Movie tough guys Ray Winstone and Temuera Morrison go head to head in this face-off between the former Boer with and attitude and feeling embittered and a Maori murder suspect… The film leaves you feeling well, very unsure whether or not its portrayal is a little to soft cocked and lacking energy, something our London escorts could resolve.

All that said, this all heritage cinema piece is throughout very comfortable, predictable and somewhat genteel. The plot incites the murder of a soldier as the driving force and incorporates a subtle hint of British War atrocities to cap it all off. It is a boys own style adventure inclusive of some very suspect accents and delivers a rather nice cup of Earl Grey rather than a robust and fortifying glug of galvanising Rum.

Set in New Zealand at the turn of the 20th century the Boer Guerrilla portrayed by Ray Winstone, is deployed to hunt down the somewhat educated Maori savage, Temuera Morrison, to answer the charges of murder laid down by his peers.

Beginning with a beech side scene, involving Winstone gazing at footprints in the sand, unbeknown to him his victim or classically his prey is masquerading about in the bush, watching and waiting. The film progresses and possibly too soon, Morrison has been caught. The culture-clash clichés begin with a passionate intensity caught by the director superbly.

The last third of the film shows great and immeasurable improvement. Both headliners, who are of course powerhouse performers, give it there all. Although Winstone struggles with his Africana accent, the parts portrayed leave you wanting to empathise with both of their plights.

Included in the plot some crusty hand to hand fighting and the increasingly prickly central impasse, the old nutshell of a second-class citizen ever achieving a fair trial? Tracker is not too far removed from becoming a heavyweight event these knuckle crunching hard hitters deserve.

In conclusion the movie is an old-fashioned adventure anecdote that lambasts its way most reassuringly through familiar territory.
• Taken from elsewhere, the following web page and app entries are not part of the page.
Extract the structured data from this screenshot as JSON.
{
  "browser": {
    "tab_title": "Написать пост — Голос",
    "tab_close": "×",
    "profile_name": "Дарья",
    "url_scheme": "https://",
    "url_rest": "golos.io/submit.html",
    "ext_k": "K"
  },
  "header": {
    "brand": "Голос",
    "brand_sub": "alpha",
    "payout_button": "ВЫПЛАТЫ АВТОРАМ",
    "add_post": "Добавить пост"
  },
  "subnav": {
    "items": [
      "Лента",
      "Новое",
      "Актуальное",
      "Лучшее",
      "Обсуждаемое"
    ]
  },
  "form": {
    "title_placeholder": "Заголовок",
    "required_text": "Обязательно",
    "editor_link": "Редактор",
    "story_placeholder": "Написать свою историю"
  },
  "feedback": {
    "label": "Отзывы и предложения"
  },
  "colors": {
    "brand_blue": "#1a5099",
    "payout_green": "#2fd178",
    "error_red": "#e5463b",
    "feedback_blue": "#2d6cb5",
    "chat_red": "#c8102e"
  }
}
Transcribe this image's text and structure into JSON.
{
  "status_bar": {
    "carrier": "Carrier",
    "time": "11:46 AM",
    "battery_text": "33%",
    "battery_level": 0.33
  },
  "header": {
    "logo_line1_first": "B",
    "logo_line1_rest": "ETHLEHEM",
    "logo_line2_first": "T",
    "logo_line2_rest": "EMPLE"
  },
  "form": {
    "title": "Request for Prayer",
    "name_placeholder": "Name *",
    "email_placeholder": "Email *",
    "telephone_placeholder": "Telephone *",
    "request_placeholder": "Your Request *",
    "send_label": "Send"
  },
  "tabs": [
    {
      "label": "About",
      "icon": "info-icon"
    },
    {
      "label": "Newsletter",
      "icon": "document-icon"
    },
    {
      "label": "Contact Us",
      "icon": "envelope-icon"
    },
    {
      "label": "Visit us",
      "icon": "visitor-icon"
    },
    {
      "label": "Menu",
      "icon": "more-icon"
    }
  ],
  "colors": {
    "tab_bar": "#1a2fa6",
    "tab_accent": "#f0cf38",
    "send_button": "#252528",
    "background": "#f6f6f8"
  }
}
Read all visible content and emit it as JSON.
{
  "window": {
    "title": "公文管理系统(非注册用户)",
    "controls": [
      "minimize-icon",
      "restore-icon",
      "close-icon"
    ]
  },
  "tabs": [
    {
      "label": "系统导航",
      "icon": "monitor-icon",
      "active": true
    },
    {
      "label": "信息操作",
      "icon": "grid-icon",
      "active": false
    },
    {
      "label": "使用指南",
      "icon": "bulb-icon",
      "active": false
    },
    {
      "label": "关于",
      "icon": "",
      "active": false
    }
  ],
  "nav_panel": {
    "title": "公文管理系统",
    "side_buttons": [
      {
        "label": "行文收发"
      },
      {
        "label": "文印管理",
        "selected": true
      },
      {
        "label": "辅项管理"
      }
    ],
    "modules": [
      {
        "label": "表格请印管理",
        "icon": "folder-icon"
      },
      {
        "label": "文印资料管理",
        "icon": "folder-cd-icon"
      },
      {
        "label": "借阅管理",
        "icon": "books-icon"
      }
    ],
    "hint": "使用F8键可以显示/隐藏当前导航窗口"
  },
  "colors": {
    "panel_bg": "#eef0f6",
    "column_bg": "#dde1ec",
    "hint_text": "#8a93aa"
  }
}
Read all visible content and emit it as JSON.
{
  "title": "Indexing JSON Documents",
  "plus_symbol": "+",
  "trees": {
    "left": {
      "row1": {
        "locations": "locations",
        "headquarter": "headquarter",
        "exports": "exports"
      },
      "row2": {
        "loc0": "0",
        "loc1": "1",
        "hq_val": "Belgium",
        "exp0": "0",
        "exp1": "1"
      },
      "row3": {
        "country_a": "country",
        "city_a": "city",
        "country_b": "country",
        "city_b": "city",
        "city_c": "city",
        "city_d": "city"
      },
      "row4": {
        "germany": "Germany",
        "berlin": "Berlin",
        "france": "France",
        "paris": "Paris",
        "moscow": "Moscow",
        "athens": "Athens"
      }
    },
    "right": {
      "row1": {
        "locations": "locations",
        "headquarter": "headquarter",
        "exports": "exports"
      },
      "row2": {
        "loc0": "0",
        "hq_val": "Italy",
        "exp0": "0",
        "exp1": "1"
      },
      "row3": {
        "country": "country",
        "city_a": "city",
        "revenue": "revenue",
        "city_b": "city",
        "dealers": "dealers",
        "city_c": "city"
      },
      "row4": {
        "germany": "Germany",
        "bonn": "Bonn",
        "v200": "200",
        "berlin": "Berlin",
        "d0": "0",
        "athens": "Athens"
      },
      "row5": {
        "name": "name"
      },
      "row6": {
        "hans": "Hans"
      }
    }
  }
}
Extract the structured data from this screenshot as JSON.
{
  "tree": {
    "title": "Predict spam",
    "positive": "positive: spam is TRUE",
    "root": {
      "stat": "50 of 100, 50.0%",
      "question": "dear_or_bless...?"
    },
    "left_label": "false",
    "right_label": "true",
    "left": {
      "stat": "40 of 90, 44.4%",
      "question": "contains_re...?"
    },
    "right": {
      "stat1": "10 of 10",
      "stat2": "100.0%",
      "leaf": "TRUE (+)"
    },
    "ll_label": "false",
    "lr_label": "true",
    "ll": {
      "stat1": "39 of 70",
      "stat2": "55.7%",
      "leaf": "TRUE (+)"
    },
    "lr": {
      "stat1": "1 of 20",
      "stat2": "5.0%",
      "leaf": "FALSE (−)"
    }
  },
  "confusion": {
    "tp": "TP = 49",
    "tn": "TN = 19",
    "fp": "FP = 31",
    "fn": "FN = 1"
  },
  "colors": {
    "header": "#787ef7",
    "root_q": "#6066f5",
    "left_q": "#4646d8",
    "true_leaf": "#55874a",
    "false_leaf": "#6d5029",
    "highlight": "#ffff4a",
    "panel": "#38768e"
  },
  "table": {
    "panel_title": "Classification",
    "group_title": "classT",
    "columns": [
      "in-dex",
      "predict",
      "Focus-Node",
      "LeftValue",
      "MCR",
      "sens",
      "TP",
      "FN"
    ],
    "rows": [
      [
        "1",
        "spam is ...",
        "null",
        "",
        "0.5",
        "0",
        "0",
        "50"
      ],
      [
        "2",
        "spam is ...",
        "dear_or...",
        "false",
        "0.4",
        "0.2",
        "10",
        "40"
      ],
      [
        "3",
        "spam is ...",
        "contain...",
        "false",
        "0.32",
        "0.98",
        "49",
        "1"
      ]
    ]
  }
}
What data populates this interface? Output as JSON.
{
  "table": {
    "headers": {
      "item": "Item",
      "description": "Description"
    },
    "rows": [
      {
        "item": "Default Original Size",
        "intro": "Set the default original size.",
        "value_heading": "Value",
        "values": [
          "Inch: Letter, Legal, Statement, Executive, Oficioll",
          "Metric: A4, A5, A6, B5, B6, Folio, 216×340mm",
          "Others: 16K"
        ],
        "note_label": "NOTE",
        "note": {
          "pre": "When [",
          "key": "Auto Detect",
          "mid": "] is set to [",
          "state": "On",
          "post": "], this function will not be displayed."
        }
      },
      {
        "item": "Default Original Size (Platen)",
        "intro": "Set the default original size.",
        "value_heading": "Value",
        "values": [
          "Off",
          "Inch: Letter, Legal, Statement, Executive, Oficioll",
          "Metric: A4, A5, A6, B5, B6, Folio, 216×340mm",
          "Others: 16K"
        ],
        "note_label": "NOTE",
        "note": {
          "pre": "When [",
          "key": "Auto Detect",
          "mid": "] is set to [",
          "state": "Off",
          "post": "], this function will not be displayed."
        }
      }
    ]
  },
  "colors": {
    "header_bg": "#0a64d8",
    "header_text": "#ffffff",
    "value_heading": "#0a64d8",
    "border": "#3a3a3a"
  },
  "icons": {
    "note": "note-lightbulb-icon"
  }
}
At least the location – not forgetting the casting – is more interesting than the voyage.